Some of Britain’s most threatened butterflies are bouncing back after decades of decline, according to a new study.
This may be due to more open woodland and even climate change for some species.The brown argus has moved into new areas and north west as it has shifted to feeding from a species of geranium that has become more widely available as the climate warms.

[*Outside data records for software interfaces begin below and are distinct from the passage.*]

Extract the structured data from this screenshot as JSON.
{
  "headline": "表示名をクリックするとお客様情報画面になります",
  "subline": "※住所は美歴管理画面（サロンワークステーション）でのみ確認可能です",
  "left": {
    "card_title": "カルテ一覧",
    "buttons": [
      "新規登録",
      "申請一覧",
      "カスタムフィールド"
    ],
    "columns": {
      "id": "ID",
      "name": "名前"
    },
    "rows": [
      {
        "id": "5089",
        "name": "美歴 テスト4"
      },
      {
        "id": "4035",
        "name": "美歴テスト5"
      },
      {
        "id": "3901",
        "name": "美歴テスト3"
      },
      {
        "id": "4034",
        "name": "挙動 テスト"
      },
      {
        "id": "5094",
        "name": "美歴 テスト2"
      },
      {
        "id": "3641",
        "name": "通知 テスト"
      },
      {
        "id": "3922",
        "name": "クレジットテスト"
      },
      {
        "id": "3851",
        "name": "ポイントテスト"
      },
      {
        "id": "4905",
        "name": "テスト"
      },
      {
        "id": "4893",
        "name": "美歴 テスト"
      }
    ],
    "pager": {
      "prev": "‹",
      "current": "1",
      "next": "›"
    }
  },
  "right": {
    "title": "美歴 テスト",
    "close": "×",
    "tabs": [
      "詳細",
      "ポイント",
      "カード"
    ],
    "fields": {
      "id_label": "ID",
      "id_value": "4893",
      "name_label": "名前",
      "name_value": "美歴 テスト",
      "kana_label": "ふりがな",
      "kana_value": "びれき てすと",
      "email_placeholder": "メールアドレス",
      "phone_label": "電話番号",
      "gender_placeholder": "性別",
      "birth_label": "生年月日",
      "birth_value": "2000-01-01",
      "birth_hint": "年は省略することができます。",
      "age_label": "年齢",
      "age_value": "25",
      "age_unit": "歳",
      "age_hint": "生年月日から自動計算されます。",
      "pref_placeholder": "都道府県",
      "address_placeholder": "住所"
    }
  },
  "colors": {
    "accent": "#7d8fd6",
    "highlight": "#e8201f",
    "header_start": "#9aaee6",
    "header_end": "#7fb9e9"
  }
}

Although butterflies remain in long term decline, last year three quarters of at-risk species saw an increase in numbers, including rare species like the wood white and the marsh fritillary. Experts said the improvement in the butterflies’ fortunes was likely to be the result of targeted conservation action, such as leaving open glades in woods where flowers can grow, and better weather in 2010 after three disasterous wet summers. Dr Tom Brereton, head of monitoring at Butterfly Conservation, that compiled the latest figures, said buterflies are extremely sensitive to changes in the weather. But last year saw a warm summer for successful feeding, while a cold winter in 2009/2010 will have helped check parasites and stop butterflies emerging too early, helping the insects breed successfully. He even said climate change could be benefitting some species as the weather is warmer, although many butterflies suffer, like the mountain ringlet, as they need cold climes and the change is too rapid for most to adapt. The brown argus has moved into new areas and north west as it has shifted to feeding from a species of geranium that has become more widely available as the climate warms. “Some species, including some of the specialists, are benefitting from climate change,” he said. In the long term butterfly numbers continue to decline, with three quarters of the nearly 60 species found in Britain seeing numbers fall in recent decades and nearly half of them seriously threatened. One of the UK’s rarest butterflies, the Lulworth skipper, which is confined areas on the Dorset coast, had its worst year since the monitoring scheme began in 1976, and there are concerns that managing landscapes to benefit other species may be harming the butterfly. A lot of sites have been grazed to benefit wild flowers and other butterflies but the Lulworth skipper needs long grass and wild areas. Meadow browns, one of the country’s most common species, also had its worst year on record, while Essex skippers, small skippers and wall butterflies also fared badly. However in the short term three quarters saw an increase in numbers in 2010 on 2009 levels. The wood white, which has suffered a 96 per cent decline since the 1970s, saw numbers increase last year by 600 per cent, while the marsh fritillary, in decline since the 1950s, more than doubled its numbers from 2009 to 2010.